The Obama Administration has been reaching out to negotiate with the Taliban within the last year, in the misguided notion that you can negotiate with barbarians who want your whole nation wiped off the face of the earth.
Last week, thehill.com explained why this was a very stupid strategy:
The Taliban’s recent multi-pronged attacks, coming just a month after suspending talks with the U.S. is a stark reminder that peace negotiations remain a long shot at best, escalating an increasingly contentious debate over whether the insurgent group has any serious intentions of reaching a political settlement. Given the unpredictable nature of the enemy, adopting either policy — cease to participate, or stubbornly pursue peace talks — is irresponsible and extremely risky. Before making any decision, we must first understand why the Taliban might not be vested in reaching a compromise at this point in time. Only then the Afghan government could craft strategies that would strengthen its leverage in any serious peace talks and maintain security in case the enemy abandons negotiations all together.

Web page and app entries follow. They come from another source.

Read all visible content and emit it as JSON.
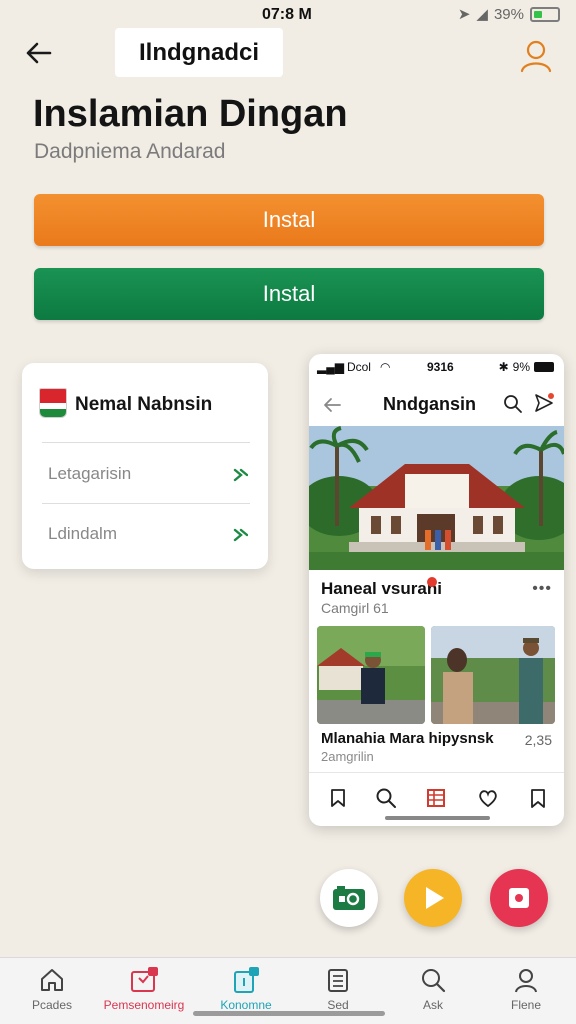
{
  "status_bar": {
    "time": "07:8 M",
    "battery_percent": "39%"
  },
  "header": {
    "title": "Ilndgnadci",
    "back_icon": "arrow-left-icon",
    "profile_icon": "user-icon"
  },
  "main": {
    "headline": "Inslamian Dingan",
    "subheadline": "Dadpniema Andarad",
    "buttons": [
      {
        "label": "Instal",
        "color": "#ee8425"
      },
      {
        "label": "Instal",
        "color": "#138747"
      }
    ]
  },
  "region_card": {
    "title": "Nemal Nabnsin",
    "items": [
      {
        "label": "Letagarisin"
      },
      {
        "label": "Ldindalm"
      }
    ]
  },
  "phone_preview": {
    "status": {
      "carrier": "Dcol",
      "time": "9316",
      "battery": "9%"
    },
    "title": "Nndgansin",
    "post": {
      "title": "Haneal vsurani",
      "subtitle": "Camgirl 61"
    },
    "gallery_caption": {
      "title": "Mlanahia Mara hipysnsk",
      "subtitle": "2amgrilin",
      "count": "2,35"
    }
  },
  "bottom_nav": {
    "items": [
      {
        "label": "Pcades",
        "color": "#666666"
      },
      {
        "label": "Pemsenomeirg",
        "color": "#d9364f"
      },
      {
        "label": "Konomne",
        "color": "#1fa3b7"
      },
      {
        "label": "Sed",
        "color": "#666666"
      },
      {
        "label": "Ask",
        "color": "#666666"
      },
      {
        "label": "Flene",
        "color": "#666666"
      }
    ]
  },
  "colors": {
    "accent_orange": "#ee8425",
    "accent_green": "#138747",
    "background": "#f1ede5"
  }
}
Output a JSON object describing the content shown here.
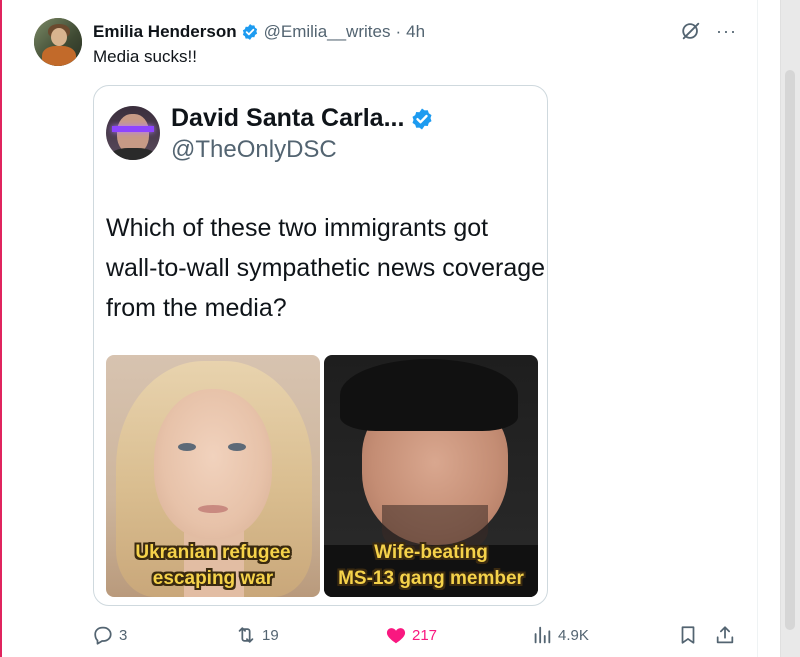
{
  "tweet": {
    "author_name": "Emilia Henderson",
    "author_handle": "@Emilia__writes",
    "separator": "·",
    "time": "4h",
    "text": "Media sucks!!",
    "more_label": "···"
  },
  "quoted": {
    "author_name": "David Santa Carla...",
    "author_handle": "@TheOnlyDSC",
    "text": "Which of these two immigrants got wall-to-wall sympathetic news coverage from the media?",
    "images": [
      {
        "caption_line1": "Ukranian refugee",
        "caption_line2": "escaping war"
      },
      {
        "caption_line1": "Wife-beating",
        "caption_line2": "MS-13 gang member"
      }
    ]
  },
  "actions": {
    "replies": "3",
    "retweets": "19",
    "likes": "217",
    "views": "4.9K"
  },
  "colors": {
    "verified": "#1d9bf0",
    "like": "#f91880",
    "secondary_text": "#536471",
    "caption_text": "#f5d24a"
  },
  "icons": [
    "verified-badge-icon",
    "grok-icon",
    "more-icon",
    "reply-icon",
    "retweet-icon",
    "heart-icon",
    "views-icon",
    "bookmark-icon",
    "share-icon"
  ]
}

For starters, the Taliban, who have waged a war of attrition against the Afghan government and its allies for more than ten years now, have seemed more interested in waiting out the international forces that are scheduled to leave the country by the end of 2014. Why? There are three plausible reasons.

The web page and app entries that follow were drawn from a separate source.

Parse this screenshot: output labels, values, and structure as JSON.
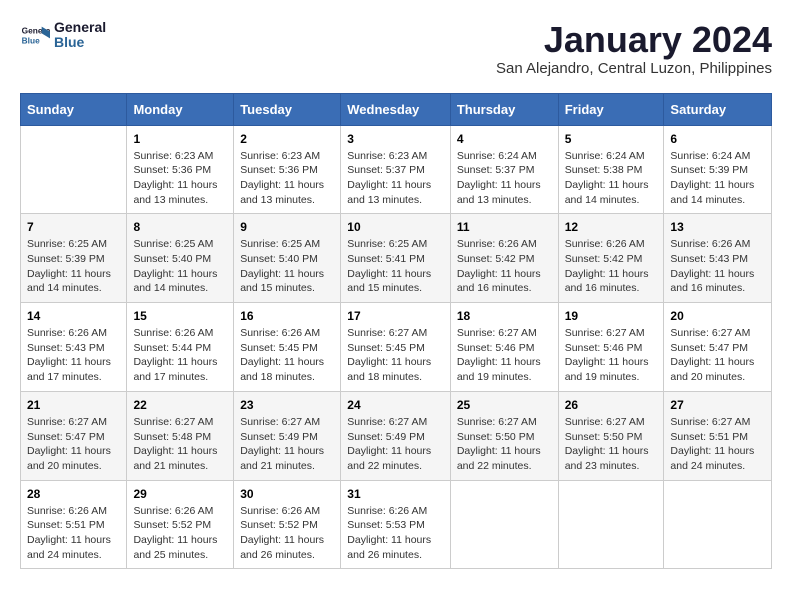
{
  "logo": {
    "line1": "General",
    "line2": "Blue"
  },
  "title": "January 2024",
  "subtitle": "San Alejandro, Central Luzon, Philippines",
  "days_of_week": [
    "Sunday",
    "Monday",
    "Tuesday",
    "Wednesday",
    "Thursday",
    "Friday",
    "Saturday"
  ],
  "weeks": [
    [
      {
        "day": "",
        "info": ""
      },
      {
        "day": "1",
        "info": "Sunrise: 6:23 AM\nSunset: 5:36 PM\nDaylight: 11 hours\nand 13 minutes."
      },
      {
        "day": "2",
        "info": "Sunrise: 6:23 AM\nSunset: 5:36 PM\nDaylight: 11 hours\nand 13 minutes."
      },
      {
        "day": "3",
        "info": "Sunrise: 6:23 AM\nSunset: 5:37 PM\nDaylight: 11 hours\nand 13 minutes."
      },
      {
        "day": "4",
        "info": "Sunrise: 6:24 AM\nSunset: 5:37 PM\nDaylight: 11 hours\nand 13 minutes."
      },
      {
        "day": "5",
        "info": "Sunrise: 6:24 AM\nSunset: 5:38 PM\nDaylight: 11 hours\nand 14 minutes."
      },
      {
        "day": "6",
        "info": "Sunrise: 6:24 AM\nSunset: 5:39 PM\nDaylight: 11 hours\nand 14 minutes."
      }
    ],
    [
      {
        "day": "7",
        "info": "Sunrise: 6:25 AM\nSunset: 5:39 PM\nDaylight: 11 hours\nand 14 minutes."
      },
      {
        "day": "8",
        "info": "Sunrise: 6:25 AM\nSunset: 5:40 PM\nDaylight: 11 hours\nand 14 minutes."
      },
      {
        "day": "9",
        "info": "Sunrise: 6:25 AM\nSunset: 5:40 PM\nDaylight: 11 hours\nand 15 minutes."
      },
      {
        "day": "10",
        "info": "Sunrise: 6:25 AM\nSunset: 5:41 PM\nDaylight: 11 hours\nand 15 minutes."
      },
      {
        "day": "11",
        "info": "Sunrise: 6:26 AM\nSunset: 5:42 PM\nDaylight: 11 hours\nand 16 minutes."
      },
      {
        "day": "12",
        "info": "Sunrise: 6:26 AM\nSunset: 5:42 PM\nDaylight: 11 hours\nand 16 minutes."
      },
      {
        "day": "13",
        "info": "Sunrise: 6:26 AM\nSunset: 5:43 PM\nDaylight: 11 hours\nand 16 minutes."
      }
    ],
    [
      {
        "day": "14",
        "info": "Sunrise: 6:26 AM\nSunset: 5:43 PM\nDaylight: 11 hours\nand 17 minutes."
      },
      {
        "day": "15",
        "info": "Sunrise: 6:26 AM\nSunset: 5:44 PM\nDaylight: 11 hours\nand 17 minutes."
      },
      {
        "day": "16",
        "info": "Sunrise: 6:26 AM\nSunset: 5:45 PM\nDaylight: 11 hours\nand 18 minutes."
      },
      {
        "day": "17",
        "info": "Sunrise: 6:27 AM\nSunset: 5:45 PM\nDaylight: 11 hours\nand 18 minutes."
      },
      {
        "day": "18",
        "info": "Sunrise: 6:27 AM\nSunset: 5:46 PM\nDaylight: 11 hours\nand 19 minutes."
      },
      {
        "day": "19",
        "info": "Sunrise: 6:27 AM\nSunset: 5:46 PM\nDaylight: 11 hours\nand 19 minutes."
      },
      {
        "day": "20",
        "info": "Sunrise: 6:27 AM\nSunset: 5:47 PM\nDaylight: 11 hours\nand 20 minutes."
      }
    ],
    [
      {
        "day": "21",
        "info": "Sunrise: 6:27 AM\nSunset: 5:47 PM\nDaylight: 11 hours\nand 20 minutes."
      },
      {
        "day": "22",
        "info": "Sunrise: 6:27 AM\nSunset: 5:48 PM\nDaylight: 11 hours\nand 21 minutes."
      },
      {
        "day": "23",
        "info": "Sunrise: 6:27 AM\nSunset: 5:49 PM\nDaylight: 11 hours\nand 21 minutes."
      },
      {
        "day": "24",
        "info": "Sunrise: 6:27 AM\nSunset: 5:49 PM\nDaylight: 11 hours\nand 22 minutes."
      },
      {
        "day": "25",
        "info": "Sunrise: 6:27 AM\nSunset: 5:50 PM\nDaylight: 11 hours\nand 22 minutes."
      },
      {
        "day": "26",
        "info": "Sunrise: 6:27 AM\nSunset: 5:50 PM\nDaylight: 11 hours\nand 23 minutes."
      },
      {
        "day": "27",
        "info": "Sunrise: 6:27 AM\nSunset: 5:51 PM\nDaylight: 11 hours\nand 24 minutes."
      }
    ],
    [
      {
        "day": "28",
        "info": "Sunrise: 6:26 AM\nSunset: 5:51 PM\nDaylight: 11 hours\nand 24 minutes."
      },
      {
        "day": "29",
        "info": "Sunrise: 6:26 AM\nSunset: 5:52 PM\nDaylight: 11 hours\nand 25 minutes."
      },
      {
        "day": "30",
        "info": "Sunrise: 6:26 AM\nSunset: 5:52 PM\nDaylight: 11 hours\nand 26 minutes."
      },
      {
        "day": "31",
        "info": "Sunrise: 6:26 AM\nSunset: 5:53 PM\nDaylight: 11 hours\nand 26 minutes."
      },
      {
        "day": "",
        "info": ""
      },
      {
        "day": "",
        "info": ""
      },
      {
        "day": "",
        "info": ""
      }
    ]
  ]
}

First, President Obama’s premature declaration of a withdrawal date and the expected “race to the exits” by other countries have only reassured the Taliban that their plan to exhaust America’s commitment is working — and that sooner rather than later the early 90s scenario would repeat itself. The recent transfer to Afghan security forces of authority over detainees and the conduct of night raids, and Australia’s panicky announcement to pull out its troops nearly a year earlier than planned (although they took a “U-turn to fine-tune the coalition’s plan”) are affirmations of that realization.

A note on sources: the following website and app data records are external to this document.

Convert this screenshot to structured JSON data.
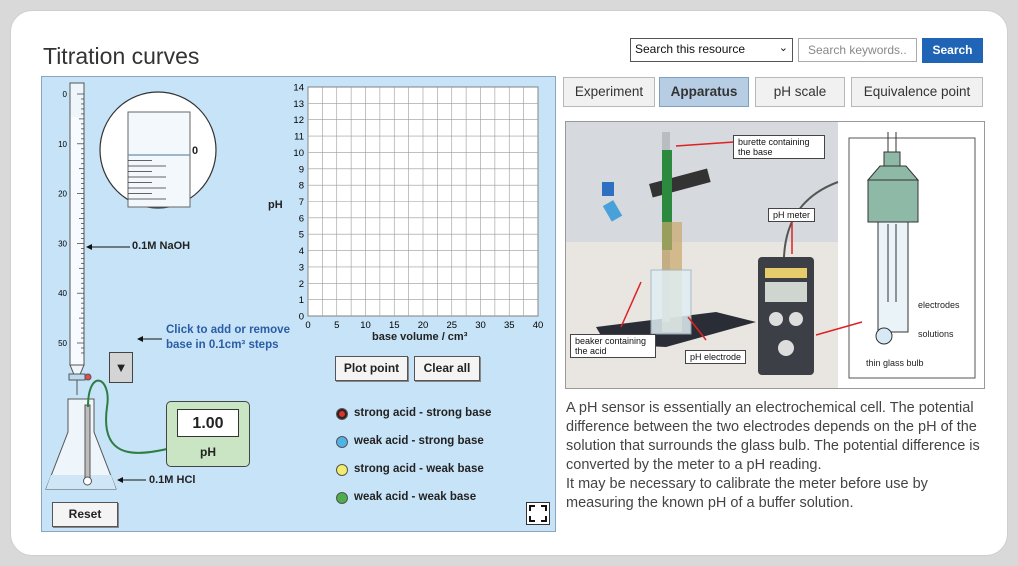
{
  "title": "Titration curves",
  "header": {
    "resource_select": "Search this resource",
    "search_placeholder": "Search keywords..",
    "search_button": "Search"
  },
  "sim": {
    "burette_label": "0.1M NaOH",
    "flask_label": "0.1M HCl",
    "zoom_value": "0",
    "hint_line1": "Click to add or remove",
    "hint_line2": "base in 0.1cm³ steps",
    "ph_value": "1.00",
    "ph_unit": "pH",
    "reset": "Reset",
    "plot_point": "Plot point",
    "clear_all": "Clear all",
    "y_axis_label": "pH",
    "x_axis_label": "base volume / cm³",
    "x_ticks": [
      "0",
      "5",
      "10",
      "15",
      "20",
      "25",
      "30",
      "35",
      "40"
    ],
    "y_ticks": [
      "0",
      "1",
      "2",
      "3",
      "4",
      "5",
      "6",
      "7",
      "8",
      "9",
      "10",
      "11",
      "12",
      "13",
      "14"
    ],
    "burette_ticks": [
      "0",
      "10",
      "20",
      "30",
      "40",
      "50"
    ],
    "legend": [
      {
        "label": "strong acid - strong base",
        "color": "#e0322a",
        "selected": true
      },
      {
        "label": "weak acid - strong base",
        "color": "#4fb3e8",
        "selected": false
      },
      {
        "label": "strong acid - weak base",
        "color": "#f4ec6c",
        "selected": false
      },
      {
        "label": "weak acid - weak base",
        "color": "#4cae4c",
        "selected": false
      }
    ]
  },
  "tabs": [
    {
      "label": "Experiment",
      "active": false
    },
    {
      "label": "Apparatus",
      "active": true
    },
    {
      "label": "pH scale",
      "active": false
    },
    {
      "label": "Equivalence point",
      "active": false
    }
  ],
  "photo": {
    "burette_line1": "burette containing",
    "burette_line2": "the base",
    "meter": "pH meter",
    "beaker_line1": "beaker containing",
    "beaker_line2": "the acid",
    "electrode": "pH electrode",
    "electrodes": "electrodes",
    "solutions": "solutions",
    "bulb": "thin glass bulb"
  },
  "description": [
    "A pH sensor is essentially an electrochemical cell. The potential difference between the two electrodes depends on the pH of the solution that surrounds the glass bulb. The potential difference is converted by the meter to a pH reading.",
    "It may be necessary to calibrate the meter before use by measuring the known pH of a buffer solution."
  ],
  "chart_data": {
    "type": "line",
    "xlabel": "base volume / cm³",
    "ylabel": "pH",
    "xlim": [
      0,
      40
    ],
    "ylim": [
      0,
      14
    ],
    "grid": true,
    "series": []
  }
}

Secondly, Taliban’s belief that their worst days are soon to end and that the fight will only get easier have boosted its morale. It should not come as a surprise from an insurgent group that lost thousands of fighters—yet remained steadfast against mighty forces in the decade-long war—that they would give themselves an extra five-year window to test out its ability to take over Kabul after foreign troops withdraw. In fact, it would be a quite rational step forward, especially when the Taliban’s leaders expect the tide to turn in their favor post-2014.
Third, this ideology-driven terrorist group believes that God and time are on its side, resulting in an unwavering commitment to stay the course to oust what they consider the soon-to-be-vulnerable puppet Afghan government militarily.
In the face of a foe like the Taliban, it is clear that hinging all hopes for a sovereign and peaceful Afghanistan on a political settlement would be foolhardy. Yet it does not mean that Afghans should refuse to welcome talks. Either way is an extreme position that will only limit the government’s options. Instead, a middle ground strategy is needed to limit the enemy’s options and possibly its ambitions before any serious negotiations are possible and fruitful.
So, now it turns out that Obama and his minions have been attempting to negotiate with people who were close confidants with those instrumental in the largest Terrorist attack ever on U.S. soil on September 11, 2001.
Smart Power? Nope. More like channeling Neville Chamberlain.